**Exercise**
Write out the records again, exactly. Nothing may be dropped.

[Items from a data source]
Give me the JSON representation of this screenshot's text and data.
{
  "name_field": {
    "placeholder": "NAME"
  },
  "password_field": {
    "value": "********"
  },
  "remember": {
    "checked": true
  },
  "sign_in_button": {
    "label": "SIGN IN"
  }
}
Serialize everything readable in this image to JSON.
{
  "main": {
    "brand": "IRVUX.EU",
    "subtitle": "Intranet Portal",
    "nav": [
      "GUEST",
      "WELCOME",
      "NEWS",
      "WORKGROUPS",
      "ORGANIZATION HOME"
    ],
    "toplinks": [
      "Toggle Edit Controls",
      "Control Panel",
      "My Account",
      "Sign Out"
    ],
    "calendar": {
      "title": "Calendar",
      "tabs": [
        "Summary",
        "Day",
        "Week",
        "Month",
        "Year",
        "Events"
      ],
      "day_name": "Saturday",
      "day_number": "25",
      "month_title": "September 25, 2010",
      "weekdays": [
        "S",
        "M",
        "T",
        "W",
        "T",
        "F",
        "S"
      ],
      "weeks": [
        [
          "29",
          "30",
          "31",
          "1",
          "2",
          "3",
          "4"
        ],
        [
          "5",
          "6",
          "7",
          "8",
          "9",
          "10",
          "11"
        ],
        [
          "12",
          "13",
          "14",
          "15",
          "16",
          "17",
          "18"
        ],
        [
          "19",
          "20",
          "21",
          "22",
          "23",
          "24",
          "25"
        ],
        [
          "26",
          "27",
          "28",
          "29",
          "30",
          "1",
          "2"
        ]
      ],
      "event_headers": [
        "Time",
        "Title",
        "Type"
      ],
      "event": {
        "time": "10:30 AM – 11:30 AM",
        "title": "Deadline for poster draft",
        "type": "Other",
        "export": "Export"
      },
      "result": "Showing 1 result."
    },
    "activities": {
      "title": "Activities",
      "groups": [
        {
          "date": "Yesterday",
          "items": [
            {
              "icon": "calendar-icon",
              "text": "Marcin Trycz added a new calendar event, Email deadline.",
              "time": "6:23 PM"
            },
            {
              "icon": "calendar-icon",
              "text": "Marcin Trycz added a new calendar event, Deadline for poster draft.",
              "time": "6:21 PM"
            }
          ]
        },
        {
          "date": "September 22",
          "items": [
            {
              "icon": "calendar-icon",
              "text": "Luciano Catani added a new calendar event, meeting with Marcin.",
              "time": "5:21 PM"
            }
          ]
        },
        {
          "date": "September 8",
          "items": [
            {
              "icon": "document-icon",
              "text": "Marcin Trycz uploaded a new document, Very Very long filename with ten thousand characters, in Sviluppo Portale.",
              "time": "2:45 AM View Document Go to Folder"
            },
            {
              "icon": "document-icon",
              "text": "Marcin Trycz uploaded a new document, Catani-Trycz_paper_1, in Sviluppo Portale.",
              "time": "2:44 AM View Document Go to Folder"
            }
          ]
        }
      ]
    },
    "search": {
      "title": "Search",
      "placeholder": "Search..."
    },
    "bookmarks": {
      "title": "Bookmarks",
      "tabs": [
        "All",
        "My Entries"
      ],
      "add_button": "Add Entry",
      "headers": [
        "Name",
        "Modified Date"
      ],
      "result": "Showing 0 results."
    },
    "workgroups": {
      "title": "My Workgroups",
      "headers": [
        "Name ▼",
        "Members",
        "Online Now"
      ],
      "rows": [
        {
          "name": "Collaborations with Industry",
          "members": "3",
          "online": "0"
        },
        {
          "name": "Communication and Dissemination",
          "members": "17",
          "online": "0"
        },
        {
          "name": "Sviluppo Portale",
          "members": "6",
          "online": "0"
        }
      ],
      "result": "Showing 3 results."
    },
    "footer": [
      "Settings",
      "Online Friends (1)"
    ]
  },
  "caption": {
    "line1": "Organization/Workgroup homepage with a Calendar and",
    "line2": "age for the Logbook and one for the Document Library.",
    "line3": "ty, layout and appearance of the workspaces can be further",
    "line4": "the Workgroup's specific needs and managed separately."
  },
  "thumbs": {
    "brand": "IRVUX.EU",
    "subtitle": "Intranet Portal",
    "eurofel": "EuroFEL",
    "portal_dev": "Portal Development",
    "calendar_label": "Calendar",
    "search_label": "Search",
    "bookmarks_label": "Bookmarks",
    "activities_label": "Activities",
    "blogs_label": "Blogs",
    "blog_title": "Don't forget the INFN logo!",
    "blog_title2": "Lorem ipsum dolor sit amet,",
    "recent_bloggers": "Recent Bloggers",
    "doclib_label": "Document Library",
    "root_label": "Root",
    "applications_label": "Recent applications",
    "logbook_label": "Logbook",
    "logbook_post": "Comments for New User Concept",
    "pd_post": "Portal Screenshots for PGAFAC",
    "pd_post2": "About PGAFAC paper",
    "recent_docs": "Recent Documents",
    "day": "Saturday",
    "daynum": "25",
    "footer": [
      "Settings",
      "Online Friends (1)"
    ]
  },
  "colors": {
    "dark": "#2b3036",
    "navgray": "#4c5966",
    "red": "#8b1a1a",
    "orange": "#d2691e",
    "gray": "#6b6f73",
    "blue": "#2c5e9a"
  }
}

**Task result**
Give me the JSON representation of this screenshot's text and data.
{
  "name_field": {
    "placeholder": "NAME"
  },
  "password_field": {
    "value": "********"
  },
  "remember": {
    "checked": true
  },
  "sign_in_button": {
    "label": "SIGN IN"
  }
}
Serialize everything readable in this image to JSON.
{
  "main": {
    "brand": "IRVUX.EU",
    "subtitle": "Intranet Portal",
    "nav": [
      "GUEST",
      "WELCOME",
      "NEWS",
      "WORKGROUPS",
      "ORGANIZATION HOME"
    ],
    "toplinks": [
      "Toggle Edit Controls",
      "Control Panel",
      "My Account",
      "Sign Out"
    ],
    "calendar": {
      "title": "Calendar",
      "tabs": [
        "Summary",
        "Day",
        "Week",
        "Month",
        "Year",
        "Events"
      ],
      "day_name": "Saturday",
      "day_number": "25",
      "month_title": "September 25, 2010",
      "weekdays": [
        "S",
        "M",
        "T",
        "W",
        "T",
        "F",
        "S"
      ],
      "weeks": [
        [
          "29",
          "30",
          "31",
          "1",
          "2",
          "3",
          "4"
        ],
        [
          "5",
          "6",
          "7",
          "8",
          "9",
          "10",
          "11"
        ],
        [
          "12",
          "13",
          "14",
          "15",
          "16",
          "17",
          "18"
        ],
        [
          "19",
          "20",
          "21",
          "22",
          "23",
          "24",
          "25"
        ],
        [
          "26",
          "27",
          "28",
          "29",
          "30",
          "1",
          "2"
        ]
      ],
      "event_headers": [
        "Time",
        "Title",
        "Type"
      ],
      "event": {
        "time": "10:30 AM – 11:30 AM",
        "title": "Deadline for poster draft",
        "type": "Other",
        "export": "Export"
      },
      "result": "Showing 1 result."
    },
    "activities": {
      "title": "Activities",
      "groups": [
        {
          "date": "Yesterday",
          "items": [
            {
              "icon": "calendar-icon",
              "text": "Marcin Trycz added a new calendar event, Email deadline.",
              "time": "6:23 PM"
            },
            {
              "icon": "calendar-icon",
              "text": "Marcin Trycz added a new calendar event, Deadline for poster draft.",
              "time": "6:21 PM"
            }
          ]
        },
        {
          "date": "September 22",
          "items": [
            {
              "icon": "calendar-icon",
              "text": "Luciano Catani added a new calendar event, meeting with Marcin.",
              "time": "5:21 PM"
            }
          ]
        },
        {
          "date": "September 8",
          "items": [
            {
              "icon": "document-icon",
              "text": "Marcin Trycz uploaded a new document, Very Very long filename with ten thousand characters, in Sviluppo Portale.",
              "time": "2:45 AM View Document Go to Folder"
            },
            {
              "icon": "document-icon",
              "text": "Marcin Trycz uploaded a new document, Catani-Trycz_paper_1, in Sviluppo Portale.",
              "time": "2:44 AM View Document Go to Folder"
            }
          ]
        }
      ]
    },
    "search": {
      "title": "Search",
      "placeholder": "Search..."
    },
    "bookmarks": {
      "title": "Bookmarks",
      "tabs": [
        "All",
        "My Entries"
      ],
      "add_button": "Add Entry",
      "headers": [
        "Name",
        "Modified Date"
      ],
      "result": "Showing 0 results."
    },
    "workgroups": {
      "title": "My Workgroups",
      "headers": [
        "Name ▼",
        "Members",
        "Online Now"
      ],
      "rows": [
        {
          "name": "Collaborations with Industry",
          "members": "3",
          "online": "0"
        },
        {
          "name": "Communication and Dissemination",
          "members": "17",
          "online": "0"
        },
        {
          "name": "Sviluppo Portale",
          "members": "6",
          "online": "0"
        }
      ],
      "result": "Showing 3 results."
    },
    "footer": [
      "Settings",
      "Online Friends (1)"
    ]
  },
  "caption": {
    "line1": "Organization/Workgroup homepage with a Calendar and",
    "line2": "age for the Logbook and one for the Document Library.",
    "line3": "ty, layout and appearance of the workspaces can be further",
    "line4": "the Workgroup's specific needs and managed separately."
  },
  "thumbs": {
    "brand": "IRVUX.EU",
    "subtitle": "Intranet Portal",
    "eurofel": "EuroFEL",
    "portal_dev": "Portal Development",
    "calendar_label": "Calendar",
    "search_label": "Search",
    "bookmarks_label": "Bookmarks",
    "activities_label": "Activities",
    "blogs_label": "Blogs",
    "blog_title": "Don't forget the INFN logo!",
    "blog_title2": "Lorem ipsum dolor sit amet,",
    "recent_bloggers": "Recent Bloggers",
    "doclib_label": "Document Library",
    "root_label": "Root",
    "applications_label": "Recent applications",
    "logbook_label": "Logbook",
    "logbook_post": "Comments for New User Concept",
    "pd_post": "Portal Screenshots for PGAFAC",
    "pd_post2": "About PGAFAC paper",
    "recent_docs": "Recent Documents",
    "day": "Saturday",
    "daynum": "25",
    "footer": [
      "Settings",
      "Online Friends (1)"
    ]
  },
  "colors": {
    "dark": "#2b3036",
    "navgray": "#4c5966",
    "red": "#8b1a1a",
    "orange": "#d2691e",
    "gray": "#6b6f73",
    "blue": "#2c5e9a"
  }
}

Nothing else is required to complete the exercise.